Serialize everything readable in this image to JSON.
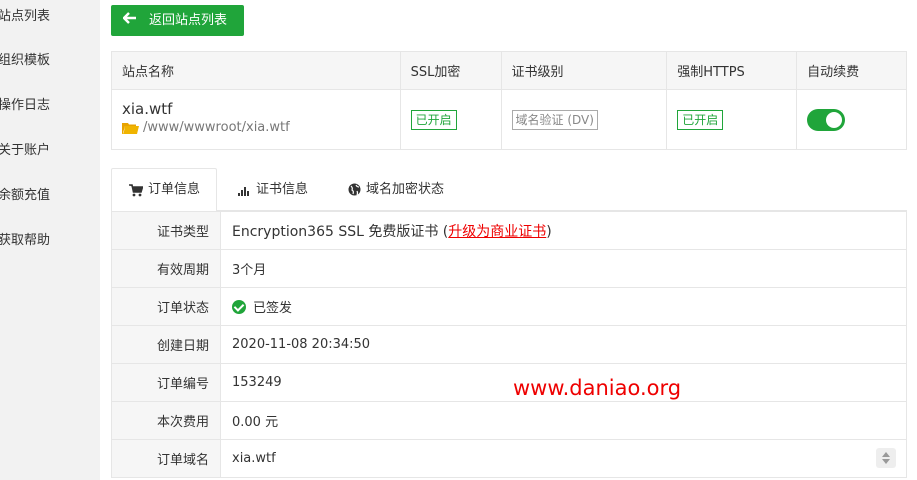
{
  "sidebar": {
    "items": [
      {
        "label": "站点列表"
      },
      {
        "label": "组织模板"
      },
      {
        "label": "操作日志"
      },
      {
        "label": "关于账户"
      },
      {
        "label": "余额充值"
      },
      {
        "label": "获取帮助"
      }
    ]
  },
  "back_button": {
    "label": "返回站点列表"
  },
  "site_table": {
    "headers": [
      "站点名称",
      "SSL加密",
      "证书级别",
      "强制HTTPS",
      "自动续费"
    ],
    "row": {
      "name": "xia.wtf",
      "path": "/www/wwwroot/xia.wtf",
      "ssl": "已开启",
      "cert_level": "域名验证 (DV)",
      "force_https": "已开启",
      "auto_renew": true
    }
  },
  "tabs": [
    {
      "label": "订单信息",
      "icon": "cart-icon"
    },
    {
      "label": "证书信息",
      "icon": "chart-icon"
    },
    {
      "label": "域名加密状态",
      "icon": "globe-icon"
    }
  ],
  "order_info": {
    "cert_type_label": "证书类型",
    "cert_type_value": "Encryption365 SSL 免费版证书",
    "upgrade_link": "升级为商业证书",
    "rows": [
      {
        "label": "有效周期",
        "value": "3个月"
      },
      {
        "label": "订单状态",
        "value": "已签发"
      },
      {
        "label": "创建日期",
        "value": "2020-11-08 20:34:50"
      },
      {
        "label": "订单编号",
        "value": "153249"
      },
      {
        "label": "本次费用",
        "value": "0.00 元"
      },
      {
        "label": "订单域名",
        "value": "xia.wtf"
      }
    ]
  },
  "watermark": "www.daniao.org",
  "colors": {
    "accent": "#20a53a",
    "link_red": "#ee0000"
  }
}
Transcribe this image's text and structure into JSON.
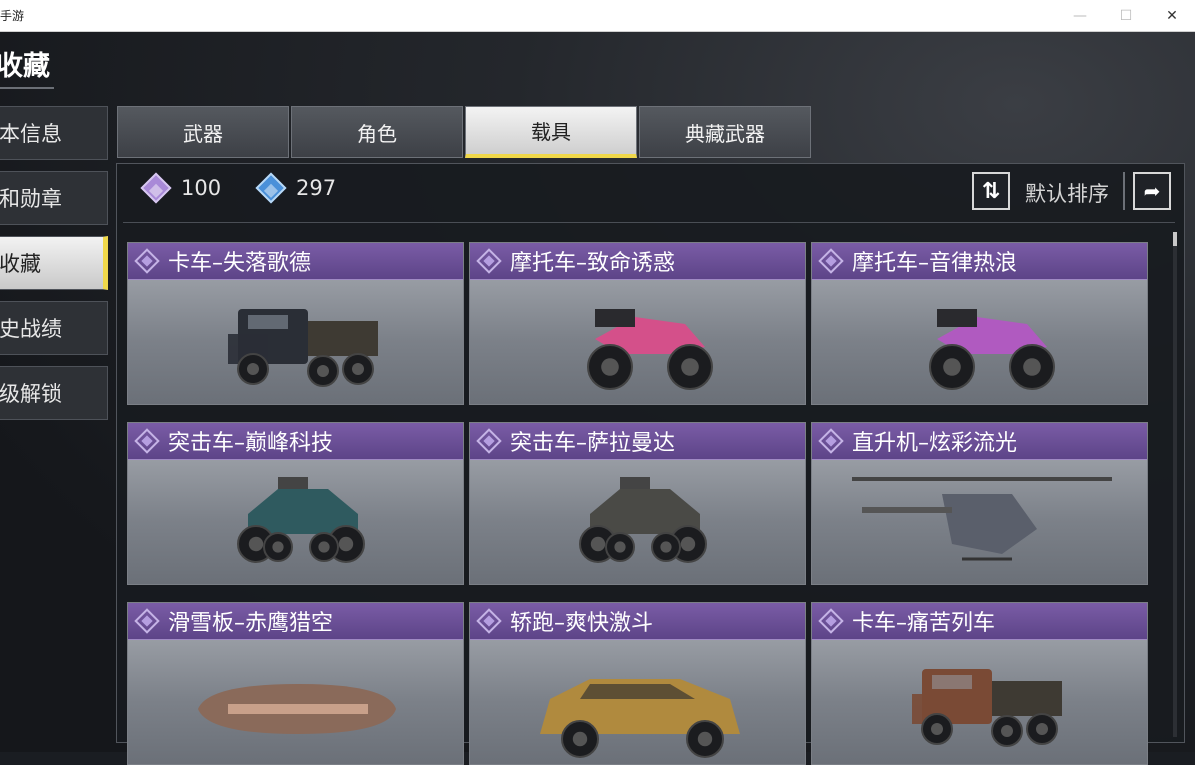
{
  "window": {
    "title": "手游",
    "minimize": "—",
    "maximize": "☐",
    "close": "✕"
  },
  "header": {
    "title": "收藏"
  },
  "sidebar": {
    "items": [
      {
        "label": "基本信息",
        "active": false
      },
      {
        "label": "徽章和勋章",
        "active": false
      },
      {
        "label": "收藏",
        "active": true
      },
      {
        "label": "历史战绩",
        "active": false
      },
      {
        "label": "等级解锁",
        "active": false
      }
    ]
  },
  "tabs": [
    {
      "label": "武器",
      "active": false
    },
    {
      "label": "角色",
      "active": false
    },
    {
      "label": "载具",
      "active": true
    },
    {
      "label": "典藏武器",
      "active": false
    }
  ],
  "currency": {
    "purple": "100",
    "blue": "297"
  },
  "sort": {
    "icon": "swap-vertical-icon",
    "label": "默认排序",
    "share_icon": "share-icon"
  },
  "colors": {
    "accent": "#f0d84a",
    "card_header": "#6a4f96",
    "gem_purple": "#a98ad8",
    "gem_blue": "#4a90d9"
  },
  "cards": [
    {
      "name": "卡车–失落歌德",
      "kind": "truck",
      "tone": "#2a2e36"
    },
    {
      "name": "摩托车–致命诱惑",
      "kind": "moto",
      "tone": "#d4508a"
    },
    {
      "name": "摩托车–音律热浪",
      "kind": "moto",
      "tone": "#b05ac0"
    },
    {
      "name": "突击车–巅峰科技",
      "kind": "buggy",
      "tone": "#2f5a5f"
    },
    {
      "name": "突击车–萨拉曼达",
      "kind": "buggy",
      "tone": "#4a4a46"
    },
    {
      "name": "直升机–炫彩流光",
      "kind": "heli",
      "tone": "#5a5f6b"
    },
    {
      "name": "滑雪板–赤鹰猎空",
      "kind": "board",
      "tone": "#8a6a5a"
    },
    {
      "name": "轿跑–爽快激斗",
      "kind": "car",
      "tone": "#b08a3e"
    },
    {
      "name": "卡车–痛苦列车",
      "kind": "truck2",
      "tone": "#7a4a35"
    }
  ]
}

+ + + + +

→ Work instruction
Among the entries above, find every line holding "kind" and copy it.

→ Result of this task
      "kind": "truck",
      "kind": "moto",
      "kind": "moto",
      "kind": "buggy",
      "kind": "buggy",
      "kind": "heli",
      "kind": "board",
      "kind": "car",
      "kind": "truck2",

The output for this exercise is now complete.